On January 17, 1920, the law prohibiting the use or sale of alcohol in the United States went into effect. Before long, illegal bars, called speakeasies were trying to pass off dangerous locally made industrial alcohol as the real thing, but customers were quickly rejecting the foul-tasting brew. The people were demanding quality, authentic Scotch and other liquor “right off the boat.” Within weeks, organized smuggling of imported whiskey, rum, and other liquor, called Rumrunning began. Among the customers for imported booze from Europe, Canada and the Caribbean were the nation’s bootleggers who ran and supplied thousands of speakeasies. Tops among them were Big Bill Dwyer (dubbed “King of the Bootleggers” by the press) and Mob bosses Charles “Lucky” Luciano in New York and Al Capone in Chicago.
Liquor was smuggled in from any country where it was still legal, and the Rumrunners would then have to find new and unique ways to get it to their buyers. Shipments of whiskey from Great Britain traveled to Nassau in the Bahamas and elsewhere in the Caribbean, before being smuggled to America’s East Coast and New Orleans. Whiskey distilled in Canada was smuggled by ship or across land to the West Coast from British Columbia, to the Midwest from Saskatchewan and Ontario, and to the East from Nova Scotia and the French island of Saint Pierre, a liquor smuggler’s hotspot off Newfoundland. Loads of rum from the Caribbean, imported champagne, and other alcohol also made it ashore. Captains of boats loaded with liquor bottles in false bottoms beneath fish bins anchored offshore at designated areas waiting for “contact boats,” small high-speed crafts with buyers who tossed aboard a bundle of large bills bound by elastic bands, loaded their liquor orders onto their boats and sped to shore to load it onto trucks headed for New York, Boston and other cities. One such stretch of ocean for liquor-selling boats, famously called “Rum Row,” ran from New York to Atlantic City, 12 miles out in international waters to avoid the U.S. Coast Guard.
The “golden years” of rumrunning were the early 1920s…before Bureau of Prohibition agents, local police and the Coast Guard knew just what liquor smugglers were up to. On the Detroit River, Detroit’s vicious Purple Gang used speed boats to run liquor into town from Windsor, Ontario. They also hijacked the loads their competitors. One infamous Western rumrunner was Roy Olmstead, who shipped Canadian whiskey from a distillery in Victoria in southwestern Canada down the Haro Strait, stashing it on D’Arcy Island on its way to Seattle. Olmstead was making $200,000 a month before Prohibition agents tapped his phone, leading to his arrest and end as a rumrunner in 1924. Individual bootleggers transporting booze by land to Seattle would hide it in automobiles under false floorboards with felt padding or in fake gas tanks. Sometimes whiskey was mixed with the air in the tubes of tires. To fool authorities at the border, a smuggler might have a woman and child inside his car with hidden liquor or even stow it inside a school bus transporting children. Out at sea or on the Great Lakes, rumrunners in schooners or motor boats contended with the Coast Guard, rough weather and frozen water. Even worse were the “go-through guys,” hoodlums armed with pistols and machines guns in speed boats who hijacked the ships, stole cargo, cash, and at times killed rumrunners’ crews and sank their ships.
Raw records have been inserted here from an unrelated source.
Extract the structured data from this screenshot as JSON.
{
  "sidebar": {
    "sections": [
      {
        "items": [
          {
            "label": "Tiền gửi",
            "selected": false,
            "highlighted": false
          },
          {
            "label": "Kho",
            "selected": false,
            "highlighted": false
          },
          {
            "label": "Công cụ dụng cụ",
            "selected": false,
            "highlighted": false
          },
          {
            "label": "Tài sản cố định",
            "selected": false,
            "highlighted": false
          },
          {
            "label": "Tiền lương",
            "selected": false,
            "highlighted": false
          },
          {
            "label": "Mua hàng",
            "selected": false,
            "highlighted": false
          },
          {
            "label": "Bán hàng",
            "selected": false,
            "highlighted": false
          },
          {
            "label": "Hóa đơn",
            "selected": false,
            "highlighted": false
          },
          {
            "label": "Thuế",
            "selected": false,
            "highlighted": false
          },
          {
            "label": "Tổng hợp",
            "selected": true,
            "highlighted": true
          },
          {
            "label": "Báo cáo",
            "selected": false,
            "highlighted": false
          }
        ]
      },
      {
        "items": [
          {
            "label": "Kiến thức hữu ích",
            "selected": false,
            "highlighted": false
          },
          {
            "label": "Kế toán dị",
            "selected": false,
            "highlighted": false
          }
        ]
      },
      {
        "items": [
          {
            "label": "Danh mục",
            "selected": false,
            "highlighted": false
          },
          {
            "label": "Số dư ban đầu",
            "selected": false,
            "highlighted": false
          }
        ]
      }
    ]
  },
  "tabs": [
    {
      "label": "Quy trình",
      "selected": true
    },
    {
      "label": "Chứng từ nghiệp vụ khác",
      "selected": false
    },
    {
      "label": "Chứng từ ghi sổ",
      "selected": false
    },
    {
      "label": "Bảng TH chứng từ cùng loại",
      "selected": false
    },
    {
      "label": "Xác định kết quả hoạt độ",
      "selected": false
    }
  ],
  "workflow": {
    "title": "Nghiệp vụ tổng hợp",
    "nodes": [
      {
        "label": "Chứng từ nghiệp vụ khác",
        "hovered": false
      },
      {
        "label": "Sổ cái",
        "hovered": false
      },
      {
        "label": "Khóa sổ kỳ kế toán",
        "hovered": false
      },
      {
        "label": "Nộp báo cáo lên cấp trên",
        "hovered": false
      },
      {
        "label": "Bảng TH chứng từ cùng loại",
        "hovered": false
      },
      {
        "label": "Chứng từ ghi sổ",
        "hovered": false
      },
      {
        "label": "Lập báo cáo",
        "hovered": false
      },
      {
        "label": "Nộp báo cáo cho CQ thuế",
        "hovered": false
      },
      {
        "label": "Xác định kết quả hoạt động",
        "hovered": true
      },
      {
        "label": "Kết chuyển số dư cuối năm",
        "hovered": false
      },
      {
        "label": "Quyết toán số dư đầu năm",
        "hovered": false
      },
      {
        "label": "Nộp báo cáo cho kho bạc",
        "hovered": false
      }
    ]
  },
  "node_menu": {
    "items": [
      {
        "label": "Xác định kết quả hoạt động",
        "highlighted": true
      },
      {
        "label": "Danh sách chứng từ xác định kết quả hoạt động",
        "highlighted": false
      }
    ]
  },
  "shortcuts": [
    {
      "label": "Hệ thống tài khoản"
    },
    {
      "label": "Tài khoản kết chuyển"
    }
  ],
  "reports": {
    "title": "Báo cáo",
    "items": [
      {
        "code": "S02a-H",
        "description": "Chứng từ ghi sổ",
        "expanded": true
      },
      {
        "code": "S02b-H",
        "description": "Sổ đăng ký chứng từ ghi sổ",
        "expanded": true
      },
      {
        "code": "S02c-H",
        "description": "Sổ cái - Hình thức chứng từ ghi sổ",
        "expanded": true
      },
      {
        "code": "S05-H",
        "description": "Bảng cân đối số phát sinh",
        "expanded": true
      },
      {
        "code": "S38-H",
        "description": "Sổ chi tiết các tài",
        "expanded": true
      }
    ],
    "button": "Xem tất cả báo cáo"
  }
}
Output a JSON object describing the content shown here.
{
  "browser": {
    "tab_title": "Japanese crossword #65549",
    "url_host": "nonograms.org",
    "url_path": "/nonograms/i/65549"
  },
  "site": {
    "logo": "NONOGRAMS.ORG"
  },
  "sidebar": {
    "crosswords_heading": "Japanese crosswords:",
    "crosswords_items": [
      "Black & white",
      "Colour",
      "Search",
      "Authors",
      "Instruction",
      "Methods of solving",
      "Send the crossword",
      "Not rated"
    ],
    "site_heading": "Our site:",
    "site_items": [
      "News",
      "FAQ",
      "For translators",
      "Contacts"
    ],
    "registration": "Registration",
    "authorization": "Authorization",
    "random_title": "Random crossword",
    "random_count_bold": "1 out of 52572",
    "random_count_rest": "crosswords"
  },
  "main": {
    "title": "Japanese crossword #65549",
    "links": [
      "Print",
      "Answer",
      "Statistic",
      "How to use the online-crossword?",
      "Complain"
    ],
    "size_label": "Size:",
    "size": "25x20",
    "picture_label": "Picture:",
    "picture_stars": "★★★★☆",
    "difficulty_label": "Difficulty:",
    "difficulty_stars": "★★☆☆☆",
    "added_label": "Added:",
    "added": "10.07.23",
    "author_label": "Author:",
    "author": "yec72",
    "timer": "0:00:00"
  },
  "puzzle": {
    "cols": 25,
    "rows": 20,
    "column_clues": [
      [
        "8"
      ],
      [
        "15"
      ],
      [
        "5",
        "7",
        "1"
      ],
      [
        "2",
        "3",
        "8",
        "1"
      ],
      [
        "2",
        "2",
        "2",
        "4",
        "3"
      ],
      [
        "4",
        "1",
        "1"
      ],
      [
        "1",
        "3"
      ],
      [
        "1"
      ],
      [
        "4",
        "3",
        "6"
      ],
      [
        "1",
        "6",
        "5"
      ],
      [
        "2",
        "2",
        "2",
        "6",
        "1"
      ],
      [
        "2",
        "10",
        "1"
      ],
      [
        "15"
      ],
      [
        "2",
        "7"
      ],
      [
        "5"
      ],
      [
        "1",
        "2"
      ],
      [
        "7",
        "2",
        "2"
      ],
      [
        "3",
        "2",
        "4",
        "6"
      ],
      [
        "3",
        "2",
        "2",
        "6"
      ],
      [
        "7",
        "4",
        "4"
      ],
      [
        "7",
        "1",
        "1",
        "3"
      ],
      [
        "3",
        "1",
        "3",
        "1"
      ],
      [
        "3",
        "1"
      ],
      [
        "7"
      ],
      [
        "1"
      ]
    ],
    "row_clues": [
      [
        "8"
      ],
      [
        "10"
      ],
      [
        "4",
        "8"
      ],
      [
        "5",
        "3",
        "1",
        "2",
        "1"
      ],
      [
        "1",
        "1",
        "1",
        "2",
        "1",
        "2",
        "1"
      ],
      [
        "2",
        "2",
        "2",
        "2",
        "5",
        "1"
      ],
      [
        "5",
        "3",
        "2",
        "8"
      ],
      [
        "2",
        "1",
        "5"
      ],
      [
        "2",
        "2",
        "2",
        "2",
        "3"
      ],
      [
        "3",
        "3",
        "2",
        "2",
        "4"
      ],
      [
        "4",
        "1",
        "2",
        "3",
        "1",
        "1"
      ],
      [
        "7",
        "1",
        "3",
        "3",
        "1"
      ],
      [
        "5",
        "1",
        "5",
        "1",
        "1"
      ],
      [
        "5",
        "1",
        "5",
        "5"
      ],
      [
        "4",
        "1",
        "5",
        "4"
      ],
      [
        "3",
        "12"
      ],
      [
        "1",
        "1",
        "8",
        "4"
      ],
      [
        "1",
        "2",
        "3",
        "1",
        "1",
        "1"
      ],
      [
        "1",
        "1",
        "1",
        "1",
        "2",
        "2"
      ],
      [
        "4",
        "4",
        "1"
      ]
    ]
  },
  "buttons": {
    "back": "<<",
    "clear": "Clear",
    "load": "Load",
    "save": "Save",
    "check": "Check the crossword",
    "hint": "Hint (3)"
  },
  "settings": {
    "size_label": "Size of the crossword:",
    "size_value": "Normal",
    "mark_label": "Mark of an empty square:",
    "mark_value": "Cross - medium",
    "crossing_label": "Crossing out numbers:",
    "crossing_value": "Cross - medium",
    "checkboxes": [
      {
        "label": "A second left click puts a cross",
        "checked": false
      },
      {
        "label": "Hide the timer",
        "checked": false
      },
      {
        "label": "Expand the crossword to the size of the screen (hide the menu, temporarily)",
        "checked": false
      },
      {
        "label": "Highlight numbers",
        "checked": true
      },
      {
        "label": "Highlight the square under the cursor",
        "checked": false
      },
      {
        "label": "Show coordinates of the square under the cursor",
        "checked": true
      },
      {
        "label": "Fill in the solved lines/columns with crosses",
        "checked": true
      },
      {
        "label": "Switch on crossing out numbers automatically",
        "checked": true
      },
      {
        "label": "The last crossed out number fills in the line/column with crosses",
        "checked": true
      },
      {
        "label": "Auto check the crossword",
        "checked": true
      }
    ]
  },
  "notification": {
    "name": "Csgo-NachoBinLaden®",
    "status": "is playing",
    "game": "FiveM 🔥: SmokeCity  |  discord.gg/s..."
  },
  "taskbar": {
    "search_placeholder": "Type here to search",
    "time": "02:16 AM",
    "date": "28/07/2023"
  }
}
The fast-moving rumrunners frustrated the Coast Guard so much by 1923 that Commandant William E. Reynolds asked the federal government for 200 more cruisers and 90 speed boats for patrols to catch up with the contact boats. The agency also added 36 World War I naval ships to enforce Prohibition and employ 11,000 officers and crew. On June 20, 1923, a large fleet of Seaplanes were to be mobilized in an attempt to catch rum smugglers off the Atlantic Coast, it was believed these would be more successful than current means of catching the rum runners who are equipped with very fast boats that are outrunning federal agents. The reality is that they never really stopped the smuggling of liquor into the United States, and in the end, prohibition proved to be a miserable failure. On December 5th, 1933, when the 21st Amendment was ratified, Prohibition was abolished in the United States.